The Orlando Magic have interest in trading for the Spurs’ DeMar DeRozan.

For Orlando, this makes a lot of sense. The Magic’s offense has been dreadful this season, scoring less than a point per possession so far. They need a guy who can get buckets, and DeRozan can do that. From the midrange, sure, but the guy scores efficiently and raises the floor of your team —get DeRozan the rock and your team will have a respectable offense. Orlando needs that.

The question becomes, what do the Spurs want to do? Good luck with that one. DeRozan can opt out of the $27.7 million he is owed next season and become a free agent next July, and the Spurs talks with DeRozan about an extension went nowhere. Conventional wisdom in that kind of situation is to trade the player and at least get something for him before he walks. The Spurs, however, do not follow conventional wisdom. The Spurs are going to be a fringe playoff team in the West and may want to keep the band together and make a push for the postseason. Maybe they want to start rebuilding around a young backcourt of Dejounte Murray, Bryn Forbes, and Derrick White, but would they really trade DeRozan to jump start that? Maybe. Maybe not.

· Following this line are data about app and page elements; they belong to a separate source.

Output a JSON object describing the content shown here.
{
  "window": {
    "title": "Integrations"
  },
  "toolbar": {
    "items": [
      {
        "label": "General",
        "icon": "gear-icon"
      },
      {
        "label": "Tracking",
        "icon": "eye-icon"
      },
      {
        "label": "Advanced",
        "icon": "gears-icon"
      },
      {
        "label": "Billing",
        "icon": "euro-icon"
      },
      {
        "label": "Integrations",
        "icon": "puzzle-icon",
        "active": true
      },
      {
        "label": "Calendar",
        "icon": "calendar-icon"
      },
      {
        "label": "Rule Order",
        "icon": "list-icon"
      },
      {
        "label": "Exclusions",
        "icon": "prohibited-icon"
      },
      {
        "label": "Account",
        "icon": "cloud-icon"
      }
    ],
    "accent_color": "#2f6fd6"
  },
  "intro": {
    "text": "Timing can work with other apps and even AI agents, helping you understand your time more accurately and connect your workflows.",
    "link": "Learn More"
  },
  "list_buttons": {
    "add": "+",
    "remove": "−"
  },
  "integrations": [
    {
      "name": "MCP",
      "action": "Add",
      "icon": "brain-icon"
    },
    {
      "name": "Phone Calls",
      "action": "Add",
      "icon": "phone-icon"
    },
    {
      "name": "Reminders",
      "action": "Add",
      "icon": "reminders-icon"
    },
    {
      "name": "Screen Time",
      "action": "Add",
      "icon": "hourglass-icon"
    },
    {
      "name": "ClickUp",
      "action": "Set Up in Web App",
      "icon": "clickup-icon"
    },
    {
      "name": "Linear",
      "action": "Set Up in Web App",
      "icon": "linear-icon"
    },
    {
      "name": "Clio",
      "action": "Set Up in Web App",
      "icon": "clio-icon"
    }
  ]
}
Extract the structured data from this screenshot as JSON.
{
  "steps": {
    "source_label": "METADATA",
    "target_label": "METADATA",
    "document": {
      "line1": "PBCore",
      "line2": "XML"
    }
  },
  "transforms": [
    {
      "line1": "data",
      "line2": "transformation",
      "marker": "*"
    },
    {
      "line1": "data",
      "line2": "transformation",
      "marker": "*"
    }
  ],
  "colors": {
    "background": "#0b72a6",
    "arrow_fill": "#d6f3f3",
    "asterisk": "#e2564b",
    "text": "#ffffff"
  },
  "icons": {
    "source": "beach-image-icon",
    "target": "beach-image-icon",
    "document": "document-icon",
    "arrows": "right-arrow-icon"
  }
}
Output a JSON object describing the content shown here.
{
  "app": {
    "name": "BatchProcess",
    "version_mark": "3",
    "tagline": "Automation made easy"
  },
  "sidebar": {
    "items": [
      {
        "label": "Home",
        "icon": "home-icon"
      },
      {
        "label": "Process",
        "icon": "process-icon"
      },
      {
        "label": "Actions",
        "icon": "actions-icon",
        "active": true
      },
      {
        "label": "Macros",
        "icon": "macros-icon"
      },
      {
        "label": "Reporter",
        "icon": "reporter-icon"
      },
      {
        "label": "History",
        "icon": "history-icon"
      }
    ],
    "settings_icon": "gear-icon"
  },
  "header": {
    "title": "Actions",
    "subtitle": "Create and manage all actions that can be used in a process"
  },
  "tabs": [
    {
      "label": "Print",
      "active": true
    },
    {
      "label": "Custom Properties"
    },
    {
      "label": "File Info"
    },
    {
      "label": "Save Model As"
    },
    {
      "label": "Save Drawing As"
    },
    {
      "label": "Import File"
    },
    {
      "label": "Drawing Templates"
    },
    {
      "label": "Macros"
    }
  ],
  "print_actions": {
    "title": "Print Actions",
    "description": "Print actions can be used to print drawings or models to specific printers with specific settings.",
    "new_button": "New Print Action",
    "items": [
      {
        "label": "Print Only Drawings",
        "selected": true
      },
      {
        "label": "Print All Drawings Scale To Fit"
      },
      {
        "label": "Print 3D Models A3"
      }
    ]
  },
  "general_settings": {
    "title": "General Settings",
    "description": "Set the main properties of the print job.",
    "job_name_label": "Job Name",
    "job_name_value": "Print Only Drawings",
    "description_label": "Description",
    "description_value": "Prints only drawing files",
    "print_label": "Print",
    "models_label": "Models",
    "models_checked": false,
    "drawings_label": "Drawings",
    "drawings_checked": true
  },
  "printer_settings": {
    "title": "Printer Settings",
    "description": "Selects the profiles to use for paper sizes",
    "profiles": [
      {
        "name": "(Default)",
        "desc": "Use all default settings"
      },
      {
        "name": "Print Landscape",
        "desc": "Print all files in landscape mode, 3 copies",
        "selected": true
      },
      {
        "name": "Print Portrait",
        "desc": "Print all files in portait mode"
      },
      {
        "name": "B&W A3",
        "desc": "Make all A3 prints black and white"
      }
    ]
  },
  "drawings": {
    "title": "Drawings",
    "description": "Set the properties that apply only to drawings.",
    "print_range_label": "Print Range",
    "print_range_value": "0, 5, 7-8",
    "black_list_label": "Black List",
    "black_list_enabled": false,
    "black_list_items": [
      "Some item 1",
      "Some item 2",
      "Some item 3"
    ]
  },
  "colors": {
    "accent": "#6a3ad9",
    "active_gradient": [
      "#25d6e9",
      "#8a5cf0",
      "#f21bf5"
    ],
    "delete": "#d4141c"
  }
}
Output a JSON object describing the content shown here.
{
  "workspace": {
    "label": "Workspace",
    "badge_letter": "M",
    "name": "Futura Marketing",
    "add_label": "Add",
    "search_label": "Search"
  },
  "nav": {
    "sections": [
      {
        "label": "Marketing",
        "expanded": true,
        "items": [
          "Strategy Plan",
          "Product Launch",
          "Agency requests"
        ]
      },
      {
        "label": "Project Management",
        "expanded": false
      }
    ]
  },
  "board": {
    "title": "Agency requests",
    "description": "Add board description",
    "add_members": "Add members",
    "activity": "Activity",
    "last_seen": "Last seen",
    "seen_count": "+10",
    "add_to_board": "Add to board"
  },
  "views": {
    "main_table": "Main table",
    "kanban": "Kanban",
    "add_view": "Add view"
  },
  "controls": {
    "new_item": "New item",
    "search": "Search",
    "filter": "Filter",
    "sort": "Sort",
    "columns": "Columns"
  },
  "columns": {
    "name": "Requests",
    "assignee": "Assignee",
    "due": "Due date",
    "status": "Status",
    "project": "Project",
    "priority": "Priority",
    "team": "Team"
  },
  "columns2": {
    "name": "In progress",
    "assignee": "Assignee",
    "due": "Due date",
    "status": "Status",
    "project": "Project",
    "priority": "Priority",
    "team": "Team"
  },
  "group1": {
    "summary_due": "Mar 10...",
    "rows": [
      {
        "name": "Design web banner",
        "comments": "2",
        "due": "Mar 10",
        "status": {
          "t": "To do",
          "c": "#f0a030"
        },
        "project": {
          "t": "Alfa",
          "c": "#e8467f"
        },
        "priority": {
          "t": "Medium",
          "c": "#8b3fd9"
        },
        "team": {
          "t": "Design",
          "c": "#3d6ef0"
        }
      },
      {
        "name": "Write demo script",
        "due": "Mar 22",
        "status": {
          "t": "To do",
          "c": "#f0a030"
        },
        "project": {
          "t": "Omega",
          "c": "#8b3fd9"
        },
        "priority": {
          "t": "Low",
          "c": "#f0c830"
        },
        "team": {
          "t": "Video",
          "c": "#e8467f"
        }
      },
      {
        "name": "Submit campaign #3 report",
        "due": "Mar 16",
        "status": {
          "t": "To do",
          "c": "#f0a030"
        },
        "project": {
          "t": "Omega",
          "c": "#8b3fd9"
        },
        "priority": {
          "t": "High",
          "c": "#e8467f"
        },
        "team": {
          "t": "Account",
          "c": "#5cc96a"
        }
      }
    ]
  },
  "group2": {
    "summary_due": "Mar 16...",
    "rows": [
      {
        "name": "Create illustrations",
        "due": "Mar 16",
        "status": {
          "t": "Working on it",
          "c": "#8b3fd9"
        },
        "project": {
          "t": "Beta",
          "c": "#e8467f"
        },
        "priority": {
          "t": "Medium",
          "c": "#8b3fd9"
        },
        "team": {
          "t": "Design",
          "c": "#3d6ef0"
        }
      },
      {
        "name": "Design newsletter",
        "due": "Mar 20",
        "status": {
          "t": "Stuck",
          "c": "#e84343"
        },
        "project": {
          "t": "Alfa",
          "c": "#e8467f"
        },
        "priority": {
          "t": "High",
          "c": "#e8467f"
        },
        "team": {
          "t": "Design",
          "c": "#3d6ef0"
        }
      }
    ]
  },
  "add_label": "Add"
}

Just consider this the start of what will be a lot of trade rumors this season — with a very down free agent class next summer, teams will be turning to trades to upgrade their rosters.